As the famous adage goes, it’s not smart to put all your eggs in one basket. When it comes to investments, diversifying is one of the smartest things you can do. It can help protect you against certain effects that may affect your investment. Let us look at an industry-specific risk, often found in energy stocks as an example. If the price of oil goes down, it almost always affects every company that works in oil and gas, pulling their share prices in a downward trend. If you were smart enough and invested in other industries that aren’t energy-specific, then the value of your total investment will feel less of an effect than otherwise.
Diversification doesn’t completely protect you from losses, neither does it guarantee returns. Systematic risks, for instance, including interest rates, geopolitical events and inflation can lead to instability in the entire market, and thus affecting your entire portfolio in stocks, regardless of the industry.
That being said, here are some expert tips on how to diversify your portfolio:
It is imperative to determine the correlation between your investments. Even if you have multiple investments, if they go up or down together, then your portfolio is not really diversified. For instance, high yield bonds tend to have a positive correlation and so, having a portfolio entirely made up of the two isn’t properly diversified.
Diversify Within Asset Classes
Here are a few ways to diversify within asset classes.
(i) Industry- For instance, if you invest in energy stocks, you may want to look into utility, biotechnology, technology, retail and similar classes, it is wise to also invest in smaller companies
(ii) Funds- While index funds track the overall market, some funds focus on specific sectors. So, if your goal is to diversify, you’ll want to check what stocks the funds go into to ensure you are not overly exposed to one segment or another
(iii) Bonds or Fixed Income Assets– Look into bonds with varying maturity dates and from different providers, including corporations and the government.
Diversify Across Asset Classes
There are various asset classes to pick from. These include:
-Bonds or fixed-income investments
-Equities or stocks
-Real assets such as commodities and property
-Cash and cash equivalents
These classes have different levels of risk and returns and so, investing across these asset classes will help create a truly diverse portfolio.
Diversify by Location

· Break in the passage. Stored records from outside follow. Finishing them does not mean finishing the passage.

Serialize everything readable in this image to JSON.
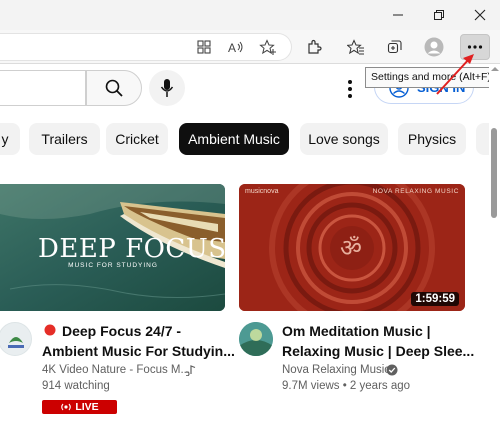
{
  "window": {
    "minimize_icon": "minimize-icon",
    "restore_icon": "restore-icon",
    "close_icon": "close-icon"
  },
  "toolbar": {
    "icons": [
      "split-screen-icon",
      "read-aloud-icon",
      "add-favorite-icon",
      "extensions-icon",
      "favorites-icon",
      "collections-icon",
      "profile-icon",
      "more-icon"
    ],
    "tooltip": "Settings and more (Alt+F)"
  },
  "header": {
    "search_icon": "search-icon",
    "mic_icon": "microphone-icon",
    "signin_label": "SIGN IN"
  },
  "chips": [
    {
      "label": "y",
      "active": false
    },
    {
      "label": "Trailers",
      "active": false
    },
    {
      "label": "Cricket",
      "active": false
    },
    {
      "label": "Ambient Music",
      "active": true
    },
    {
      "label": "Love songs",
      "active": false
    },
    {
      "label": "Physics",
      "active": false
    }
  ],
  "videos": [
    {
      "thumb_title": "DEEP FOCUS",
      "thumb_subtitle": "MUSIC FOR STUDYING",
      "title_line1": "Deep Focus 24/7 -",
      "title_line2": "Ambient Music For Studyin...",
      "channel": "4K Video Nature - Focus M...",
      "stats": "914 watching",
      "badge": "LIVE",
      "live_color": "#cc0000"
    },
    {
      "thumb_brand_left": "musicnova",
      "thumb_brand_right": "NOVA RELAXING MUSIC",
      "duration": "1:59:59",
      "title_line1": "Om Meditation Music |",
      "title_line2": "Relaxing Music | Deep Slee...",
      "channel": "Nova Relaxing Music",
      "stats": "9.7M views • 2 years ago"
    }
  ],
  "colors": {
    "accent_blue": "#065fd4",
    "annotation_arrow": "#e02020"
  }
}
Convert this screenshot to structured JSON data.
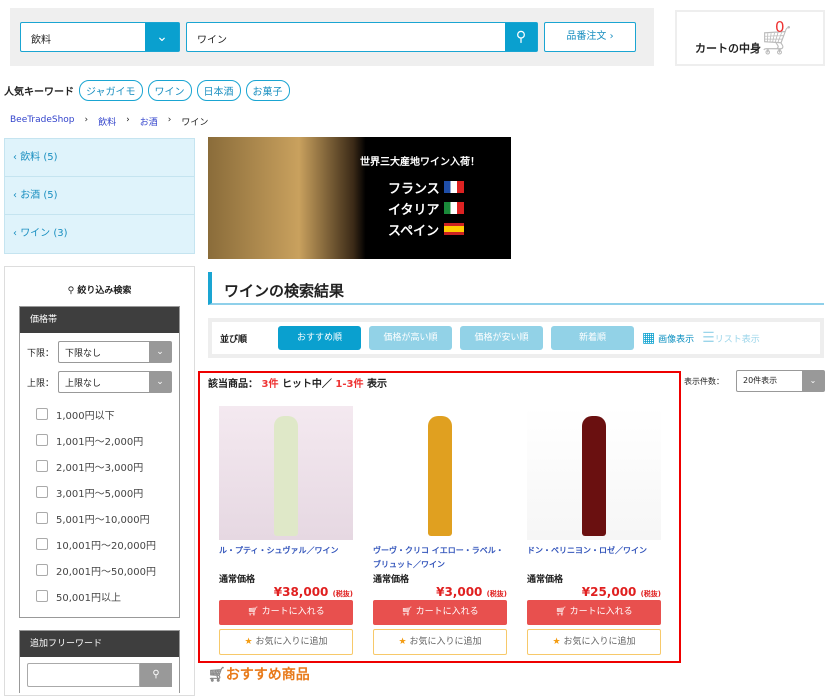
{
  "header": {
    "category": "飲料",
    "query": "ワイン",
    "part_order": "品番注文 ›",
    "cart_label": "カートの中身",
    "cart_count": "0"
  },
  "keywords": {
    "label": "人気キーワード",
    "items": [
      "ジャガイモ",
      "ワイン",
      "日本酒",
      "お菓子"
    ]
  },
  "breadcrumb": [
    "BeeTradeShop",
    "飲料",
    "お酒",
    "ワイン"
  ],
  "category_nav": [
    "飲料 (5)",
    "お酒 (5)",
    "ワイン (3)"
  ],
  "banner": {
    "headline": "世界三大産地ワイン入荷！",
    "countries": [
      "フランス",
      "イタリア",
      "スペイン"
    ]
  },
  "filter": {
    "title": "絞り込み検索",
    "price_header": "価格帯",
    "lower_label": "下限：",
    "lower_value": "下限なし",
    "upper_label": "上限：",
    "upper_value": "上限なし",
    "ranges": [
      "1,000円以下",
      "1,001円～2,000円",
      "2,001円～3,000円",
      "3,001円～5,000円",
      "5,001円～10,000円",
      "10,001円～20,000円",
      "20,001円～50,000円",
      "50,001円以上"
    ],
    "free_word_header": "追加フリーワード",
    "free_word_value": ""
  },
  "results": {
    "title": "ワインの検索結果",
    "sort_label": "並び順",
    "sorts": [
      "おすすめ順",
      "価格が高い順",
      "価格が安い順",
      "新着順"
    ],
    "view_image": "画像表示",
    "view_list": "リスト表示",
    "count_prefix": "該当商品：",
    "count": "3件",
    "count_mid": "ヒット中／",
    "range": "1-3件",
    "count_suffix": "表示",
    "per_page_label": "表示件数：",
    "per_page": "20件表示"
  },
  "products": [
    {
      "name": "ル・プティ・シュヴァル／ワイン",
      "price_label": "通常価格",
      "price": "¥38,000",
      "tax": "(税抜)",
      "cart": "カートに入れる",
      "fav": "お気に入りに追加"
    },
    {
      "name": "ヴーヴ・クリコ イエロー・ラベル・ブリュット／ワイン",
      "price_label": "通常価格",
      "price": "¥3,000",
      "tax": "(税抜)",
      "cart": "カートに入れる",
      "fav": "お気に入りに追加"
    },
    {
      "name": "ドン・ペリニヨン・ロゼ／ワイン",
      "price_label": "通常価格",
      "price": "¥25,000",
      "tax": "(税抜)",
      "cart": "カートに入れる",
      "fav": "お気に入りに追加"
    }
  ],
  "recommend_title": "おすすめ商品"
}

In addition to asset classes, you can also choose to diversify your investment portfolio by location or global exposure. For instance, if you only own U.S securities, then your entire portfolio is subject to the country’s specific risk. Bonds and stocks from other countries can help diversify your portfolio further. However, keep in mind that this comes with foreign-specific risks like currency risks, foreign taxation, and risks related to economic and political development.
Determine Your Risk Tolerance
Your risk tolerance can have an effect on your approach to portfolio diversification. In general, the longer the timeframe, the more you can capture long-term gains and weather short-term losses.
Generally, aggressive investors have a time horizon of at least 30 years. This flexibility exposes them to higher risk tolerance and can therefore allocate 90% of their investment in stocks and 10% in bonds
For investors with a 20-year timeframe, allocating a lower percentage of money to stocks, usually, 70% and the rest in bonds is the general rule of thumb
If you are a conservative investor with a low-risk tolerance or need your money in 10 years or lower, then it’s best to do a 50-50 balance between bonds and stocks.
Explore Alternative Investments
If you want additional diversification, you may want to look into commodities and REITs or Real Estate Investment Trusts. The latter owns and runs properties like apartment buildings, apartment buildings, and shopping centers. Owning shares in these gives you the opportunity to receive part of these businesses’ earnings in the form of dividends. In addition, REITs aren’t strongly connected to bonds or stocks.
Commodities are simply investments in physical goods, examples being wheat, gold, natural gas, etc. You can purchase them directly or via a commodity fund.
Rebalance the Portfolio Regularly
Even with a properly diversified portfolio, it is important to rebalance it on a regular basis. Over time, some investments will lose value, while others will increase in value. Rebalancing helps negotiate between risk and reward, which protects your portfolio during market highs or lows.